▸ **Extracted entries**:

▽

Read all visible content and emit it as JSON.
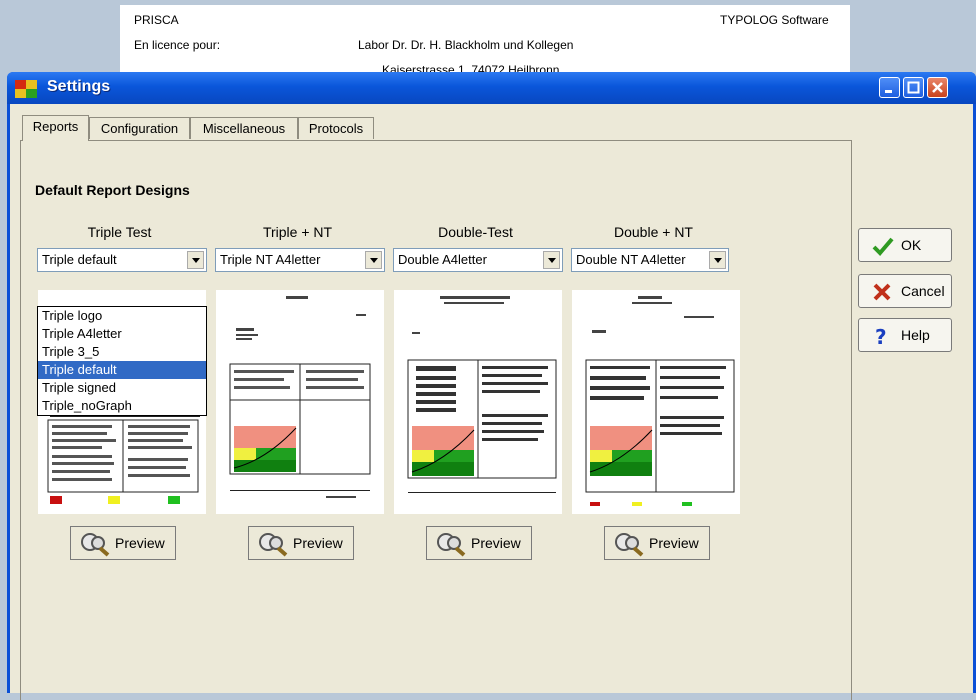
{
  "background_doc": {
    "line1_left": "PRISCA",
    "line1_right": "TYPOLOG Software",
    "line2_left": "En licence pour:",
    "line2_center": "Labor Dr. Dr. H. Blackholm und Kollegen",
    "line3_center": "Kaiserstrasse 1, 74072 Heilbronn"
  },
  "window": {
    "title": "Settings"
  },
  "tabs": [
    {
      "label": "Reports",
      "active": true
    },
    {
      "label": "Configuration",
      "active": false
    },
    {
      "label": "Miscellaneous",
      "active": false
    },
    {
      "label": "Protocols",
      "active": false
    }
  ],
  "section_title": "Default Report Designs",
  "columns": [
    {
      "title": "Triple Test",
      "selected": "Triple default",
      "preview_label": "Preview"
    },
    {
      "title": "Triple + NT",
      "selected": "Triple NT A4letter",
      "preview_label": "Preview"
    },
    {
      "title": "Double-Test",
      "selected": "Double A4letter",
      "preview_label": "Preview"
    },
    {
      "title": "Double + NT",
      "selected": "Double NT A4letter",
      "preview_label": "Preview"
    }
  ],
  "dropdown_options": [
    "Triple logo",
    "Triple A4letter",
    "Triple 3_5",
    "Triple default",
    "Triple signed",
    "Triple_noGraph"
  ],
  "dropdown_selected_index": 3,
  "buttons": {
    "ok": "OK",
    "cancel": "Cancel",
    "help": "Help"
  },
  "colors": {
    "titlebar": "#0a56da",
    "selection": "#316ac5",
    "ok_check": "#2f9a22",
    "cancel_x": "#c0301a",
    "help_q": "#1a3fc0"
  }
}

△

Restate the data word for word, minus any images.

▸ **Result**:
Read all visible content and emit it as JSON.
{
  "background_doc": {
    "line1_left": "PRISCA",
    "line1_right": "TYPOLOG Software",
    "line2_left": "En licence pour:",
    "line2_center": "Labor Dr. Dr. H. Blackholm und Kollegen",
    "line3_center": "Kaiserstrasse 1, 74072 Heilbronn"
  },
  "window": {
    "title": "Settings"
  },
  "tabs": [
    {
      "label": "Reports",
      "active": true
    },
    {
      "label": "Configuration",
      "active": false
    },
    {
      "label": "Miscellaneous",
      "active": false
    },
    {
      "label": "Protocols",
      "active": false
    }
  ],
  "section_title": "Default Report Designs",
  "columns": [
    {
      "title": "Triple Test",
      "selected": "Triple default",
      "preview_label": "Preview"
    },
    {
      "title": "Triple + NT",
      "selected": "Triple NT A4letter",
      "preview_label": "Preview"
    },
    {
      "title": "Double-Test",
      "selected": "Double A4letter",
      "preview_label": "Preview"
    },
    {
      "title": "Double + NT",
      "selected": "Double NT A4letter",
      "preview_label": "Preview"
    }
  ],
  "dropdown_options": [
    "Triple logo",
    "Triple A4letter",
    "Triple 3_5",
    "Triple default",
    "Triple signed",
    "Triple_noGraph"
  ],
  "dropdown_selected_index": 3,
  "buttons": {
    "ok": "OK",
    "cancel": "Cancel",
    "help": "Help"
  },
  "colors": {
    "titlebar": "#0a56da",
    "selection": "#316ac5",
    "ok_check": "#2f9a22",
    "cancel_x": "#c0301a",
    "help_q": "#1a3fc0"
  }
}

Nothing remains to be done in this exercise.